the plaintext, the cipher is called a *running-key cipher.* For example, the key may be meaningful text from a book. □

While running-key ciphers prevent cryptanalysis by the Kasiski method (§7.3.5), if the key has redundancy, cryptanalysis exploiting statistical imbalances may nonetheless succeed. For example, when encrypting plaintext English characters using a meaningful text as a running key, cryptanalysis is possible based on the observation that a significant proportion of ciphertext characters results from the encryption of high-frequency running text characters with high-frequency plaintext characters.

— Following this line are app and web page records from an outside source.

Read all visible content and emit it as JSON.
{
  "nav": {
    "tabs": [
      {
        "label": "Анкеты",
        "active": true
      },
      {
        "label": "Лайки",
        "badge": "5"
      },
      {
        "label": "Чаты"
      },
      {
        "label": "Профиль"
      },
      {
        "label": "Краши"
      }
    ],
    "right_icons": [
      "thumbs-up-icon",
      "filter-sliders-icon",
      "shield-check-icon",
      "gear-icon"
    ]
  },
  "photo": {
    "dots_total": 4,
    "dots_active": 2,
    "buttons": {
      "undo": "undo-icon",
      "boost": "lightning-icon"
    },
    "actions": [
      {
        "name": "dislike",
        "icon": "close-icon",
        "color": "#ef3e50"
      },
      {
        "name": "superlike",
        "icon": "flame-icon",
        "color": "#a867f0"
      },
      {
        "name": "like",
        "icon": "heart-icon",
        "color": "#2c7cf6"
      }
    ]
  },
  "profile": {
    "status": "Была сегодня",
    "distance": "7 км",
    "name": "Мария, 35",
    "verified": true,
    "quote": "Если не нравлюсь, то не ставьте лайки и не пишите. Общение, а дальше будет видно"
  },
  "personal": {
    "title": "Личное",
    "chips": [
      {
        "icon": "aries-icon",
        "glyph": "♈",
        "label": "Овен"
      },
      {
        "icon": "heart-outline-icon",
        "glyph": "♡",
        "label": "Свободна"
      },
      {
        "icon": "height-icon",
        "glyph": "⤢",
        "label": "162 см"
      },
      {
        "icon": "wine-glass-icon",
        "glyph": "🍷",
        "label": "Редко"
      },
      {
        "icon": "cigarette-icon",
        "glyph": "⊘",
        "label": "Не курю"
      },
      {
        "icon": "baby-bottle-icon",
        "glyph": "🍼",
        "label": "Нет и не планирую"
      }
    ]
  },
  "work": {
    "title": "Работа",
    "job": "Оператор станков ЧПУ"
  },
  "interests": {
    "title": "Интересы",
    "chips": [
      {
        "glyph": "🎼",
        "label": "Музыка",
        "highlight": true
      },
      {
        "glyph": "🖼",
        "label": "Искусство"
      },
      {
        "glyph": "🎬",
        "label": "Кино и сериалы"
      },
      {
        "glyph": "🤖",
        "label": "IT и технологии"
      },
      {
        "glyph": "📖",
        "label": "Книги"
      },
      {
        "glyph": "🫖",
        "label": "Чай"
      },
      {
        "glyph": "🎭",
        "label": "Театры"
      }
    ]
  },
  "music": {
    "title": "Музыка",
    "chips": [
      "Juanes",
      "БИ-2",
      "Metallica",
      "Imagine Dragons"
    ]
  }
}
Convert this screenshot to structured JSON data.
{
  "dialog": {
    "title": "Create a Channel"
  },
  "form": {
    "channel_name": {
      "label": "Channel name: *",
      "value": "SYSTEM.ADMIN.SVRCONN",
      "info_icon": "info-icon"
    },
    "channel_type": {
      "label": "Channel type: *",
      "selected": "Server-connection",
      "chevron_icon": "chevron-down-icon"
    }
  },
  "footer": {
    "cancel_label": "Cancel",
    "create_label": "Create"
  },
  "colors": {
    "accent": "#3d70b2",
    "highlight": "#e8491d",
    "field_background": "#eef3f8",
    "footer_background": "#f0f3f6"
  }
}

- 7.59 Fact A running-key cipher can be strengthened by successively enciphering plaintext under two or more distinct running keys. For typical English plaintext and running keys, it can be shown that iterating four such encipherments appears unbreakable.
- 7.60 Definition An
*auto-key cipher*is a cipher wherein the plaintext itself serves as the key (typically subsequent to the use of an initial pruning key). - 7.61 Example (
*auto-key Vigenere*) In a running-key Vigenere (Example 7.58) with an s-char-

acter alphabet, define a *priming key к* = *ki k% ... k _{t}.* Plaintext characters

*m,*are encrypted as c; = m, +

*ki*mod

*s*for 1

*<*

*i*

*< t*(simplest case:

*t*= 1). For

*i*> f, c

_{4}= (m, + m,_

_{t}) mod

*s.*An alternative involving more keying material is to replace the simple shift by a full Vigenere with permutations e

_{4},1

*defined by the key**k,*or character m,: for 1 <*i < t, Ci*=*ek*and for_{t}(ггц),*i > t, c*(m_{t}= e_{mi}__{t}_{4}). □

An alternative to Example 7.61 is to auto-key a cipher using the resulting ciphertext as the key: for example, for *i > t,* Cj = *(m,* + c_{4}_t) mod *s.* This, however, is far less desirable, as it provides an eavesdropping cryptanalyst the key itself.

7.62 Example *(Vernain viewed as a Vigenere*) Consider a simple Vigenere defined by *c, = rrii* + *ki* mod *s.* If the keystream is truly random and independent - as long as the plaintext and never repeated (cf. Example 7.58) - this yields the unconditionally secure Vernam cipher (Definition 1.39; §6.1.1), generalized from a binary' to an arbitrary' alphabet. □